To do: Every line of the listing that follows must be written out unchanged.

START Data extracts

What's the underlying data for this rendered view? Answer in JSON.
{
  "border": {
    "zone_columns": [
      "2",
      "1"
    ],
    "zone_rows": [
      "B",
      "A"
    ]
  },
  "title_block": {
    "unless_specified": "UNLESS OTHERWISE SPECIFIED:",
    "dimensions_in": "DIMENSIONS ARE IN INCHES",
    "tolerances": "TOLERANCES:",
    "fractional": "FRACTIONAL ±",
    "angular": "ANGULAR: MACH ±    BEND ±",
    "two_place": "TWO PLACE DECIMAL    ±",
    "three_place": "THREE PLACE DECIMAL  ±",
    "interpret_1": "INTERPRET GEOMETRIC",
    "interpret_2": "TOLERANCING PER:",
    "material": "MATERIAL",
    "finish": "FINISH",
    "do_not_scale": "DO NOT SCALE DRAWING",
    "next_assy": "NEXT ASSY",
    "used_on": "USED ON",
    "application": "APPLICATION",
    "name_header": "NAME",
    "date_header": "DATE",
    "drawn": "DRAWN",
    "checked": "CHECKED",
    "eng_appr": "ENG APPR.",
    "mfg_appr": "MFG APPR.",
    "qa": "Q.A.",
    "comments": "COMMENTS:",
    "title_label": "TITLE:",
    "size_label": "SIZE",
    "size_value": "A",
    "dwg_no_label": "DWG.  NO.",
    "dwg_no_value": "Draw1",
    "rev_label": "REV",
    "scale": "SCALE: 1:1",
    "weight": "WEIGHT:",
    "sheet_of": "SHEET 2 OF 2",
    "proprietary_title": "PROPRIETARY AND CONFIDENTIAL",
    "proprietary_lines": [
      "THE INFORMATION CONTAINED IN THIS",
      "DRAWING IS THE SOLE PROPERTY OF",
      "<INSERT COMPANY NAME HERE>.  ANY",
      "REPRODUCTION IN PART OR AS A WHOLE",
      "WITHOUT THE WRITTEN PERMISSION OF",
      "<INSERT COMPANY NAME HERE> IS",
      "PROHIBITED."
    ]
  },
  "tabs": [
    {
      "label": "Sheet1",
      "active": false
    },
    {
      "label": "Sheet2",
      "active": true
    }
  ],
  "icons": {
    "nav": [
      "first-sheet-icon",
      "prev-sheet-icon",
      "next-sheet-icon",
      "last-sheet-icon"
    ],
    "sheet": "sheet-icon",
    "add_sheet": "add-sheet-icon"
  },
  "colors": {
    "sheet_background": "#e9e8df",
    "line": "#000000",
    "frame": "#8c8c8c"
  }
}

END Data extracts

Task response:
What's the underlying data for this rendered view? Answer in JSON.
{
  "border": {
    "zone_columns": [
      "2",
      "1"
    ],
    "zone_rows": [
      "B",
      "A"
    ]
  },
  "title_block": {
    "unless_specified": "UNLESS OTHERWISE SPECIFIED:",
    "dimensions_in": "DIMENSIONS ARE IN INCHES",
    "tolerances": "TOLERANCES:",
    "fractional": "FRACTIONAL ±",
    "angular": "ANGULAR: MACH ±    BEND ±",
    "two_place": "TWO PLACE DECIMAL    ±",
    "three_place": "THREE PLACE DECIMAL  ±",
    "interpret_1": "INTERPRET GEOMETRIC",
    "interpret_2": "TOLERANCING PER:",
    "material": "MATERIAL",
    "finish": "FINISH",
    "do_not_scale": "DO NOT SCALE DRAWING",
    "next_assy": "NEXT ASSY",
    "used_on": "USED ON",
    "application": "APPLICATION",
    "name_header": "NAME",
    "date_header": "DATE",
    "drawn": "DRAWN",
    "checked": "CHECKED",
    "eng_appr": "ENG APPR.",
    "mfg_appr": "MFG APPR.",
    "qa": "Q.A.",
    "comments": "COMMENTS:",
    "title_label": "TITLE:",
    "size_label": "SIZE",
    "size_value": "A",
    "dwg_no_label": "DWG.  NO.",
    "dwg_no_value": "Draw1",
    "rev_label": "REV",
    "scale": "SCALE: 1:1",
    "weight": "WEIGHT:",
    "sheet_of": "SHEET 2 OF 2",
    "proprietary_title": "PROPRIETARY AND CONFIDENTIAL",
    "proprietary_lines": [
      "THE INFORMATION CONTAINED IN THIS",
      "DRAWING IS THE SOLE PROPERTY OF",
      "<INSERT COMPANY NAME HERE>.  ANY",
      "REPRODUCTION IN PART OR AS A WHOLE",
      "WITHOUT THE WRITTEN PERMISSION OF",
      "<INSERT COMPANY NAME HERE> IS",
      "PROHIBITED."
    ]
  },
  "tabs": [
    {
      "label": "Sheet1",
      "active": false
    },
    {
      "label": "Sheet2",
      "active": true
    }
  ],
  "icons": {
    "nav": [
      "first-sheet-icon",
      "prev-sheet-icon",
      "next-sheet-icon",
      "last-sheet-icon"
    ],
    "sheet": "sheet-icon",
    "add_sheet": "add-sheet-icon"
  },
  "colors": {
    "sheet_background": "#e9e8df",
    "line": "#000000",
    "frame": "#8c8c8c"
  }
}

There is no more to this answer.